Condor is a batch system for running jobs on a collection of computational resources. Like most batch systems it provides a queueing mechanism, scheduling policy, priority scheme and resource classifications. However, unlike most batch systems it is equally capable of managing a pool of dedicated machines (e.g. a compute cluster) or a pool of non-dedicated machines (e.g. a group of desktop PCs). Thanks to the latter case, Condor has enabled us to make good use of idle desktop machines within the School of Mathematics and Statistics.
It is important to recognise that the owner of each desktop machine within the Condor pool has ultimate control of when their machine is made available to Condor, if at all. So in order for a job to run on a particular desktop machine, that machine must be idle and any constraints imposed by the owner must also be satisfied. For example, one such owner might make their machine available to Condor at weekends and between 8pm and 8am on weekdays. Another owner might be more generous and make their machine available to Condor whenever the machine has been idle for 15 minutes or more.

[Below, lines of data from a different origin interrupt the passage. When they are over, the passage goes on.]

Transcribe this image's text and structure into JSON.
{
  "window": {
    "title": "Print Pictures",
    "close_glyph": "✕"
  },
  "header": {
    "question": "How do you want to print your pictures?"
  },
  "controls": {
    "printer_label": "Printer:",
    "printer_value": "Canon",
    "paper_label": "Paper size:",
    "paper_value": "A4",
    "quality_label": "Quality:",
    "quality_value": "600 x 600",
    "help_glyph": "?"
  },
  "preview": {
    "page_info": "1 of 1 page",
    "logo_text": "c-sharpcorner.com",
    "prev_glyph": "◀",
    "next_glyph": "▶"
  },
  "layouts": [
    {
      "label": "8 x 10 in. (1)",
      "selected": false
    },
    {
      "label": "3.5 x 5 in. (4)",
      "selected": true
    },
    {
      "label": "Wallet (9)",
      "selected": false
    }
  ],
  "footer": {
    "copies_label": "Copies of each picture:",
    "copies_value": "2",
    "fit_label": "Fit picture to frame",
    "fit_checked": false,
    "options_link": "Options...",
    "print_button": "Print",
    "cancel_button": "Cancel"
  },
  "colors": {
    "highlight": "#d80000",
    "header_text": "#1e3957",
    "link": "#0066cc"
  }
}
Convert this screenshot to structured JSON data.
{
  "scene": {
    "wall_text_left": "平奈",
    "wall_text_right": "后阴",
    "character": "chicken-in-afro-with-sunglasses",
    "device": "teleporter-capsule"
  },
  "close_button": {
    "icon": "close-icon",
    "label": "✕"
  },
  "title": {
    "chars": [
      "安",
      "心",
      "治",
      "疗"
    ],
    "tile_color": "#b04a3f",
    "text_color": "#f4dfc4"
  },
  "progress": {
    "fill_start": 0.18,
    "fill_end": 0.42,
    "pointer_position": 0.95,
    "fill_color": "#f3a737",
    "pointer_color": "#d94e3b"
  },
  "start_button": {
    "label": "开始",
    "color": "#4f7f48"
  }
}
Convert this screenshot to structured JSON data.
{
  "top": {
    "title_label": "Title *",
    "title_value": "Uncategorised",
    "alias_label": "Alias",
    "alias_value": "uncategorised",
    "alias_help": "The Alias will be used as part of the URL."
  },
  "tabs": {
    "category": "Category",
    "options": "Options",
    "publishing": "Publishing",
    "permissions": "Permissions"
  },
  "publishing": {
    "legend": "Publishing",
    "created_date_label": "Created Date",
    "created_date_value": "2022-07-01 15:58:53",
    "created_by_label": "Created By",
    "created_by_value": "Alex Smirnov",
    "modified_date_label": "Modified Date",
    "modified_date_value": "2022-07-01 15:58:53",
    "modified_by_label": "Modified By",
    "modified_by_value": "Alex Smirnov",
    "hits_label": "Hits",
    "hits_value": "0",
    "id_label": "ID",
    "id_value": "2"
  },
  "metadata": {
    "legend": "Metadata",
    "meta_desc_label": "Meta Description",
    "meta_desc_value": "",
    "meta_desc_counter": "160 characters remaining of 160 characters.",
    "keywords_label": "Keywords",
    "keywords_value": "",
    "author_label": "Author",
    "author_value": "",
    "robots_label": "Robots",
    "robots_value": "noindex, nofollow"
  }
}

Given that Condor will only run jobs on idle machines, action must be taken by Condor to stop a running job when the machine is no longer idle (e.g. the owner has resumed work after lunch). As soon as Condor detects any activity (keyboard, mouse or process) by the owner of the desktop, then the Condor job is suspended. If the machine returns to an idle state within a certain time then the job resumes execution. Otherwise, Condor must migrate the job elsewhere. How the job migrates from one machine to another depends upon the job's universe.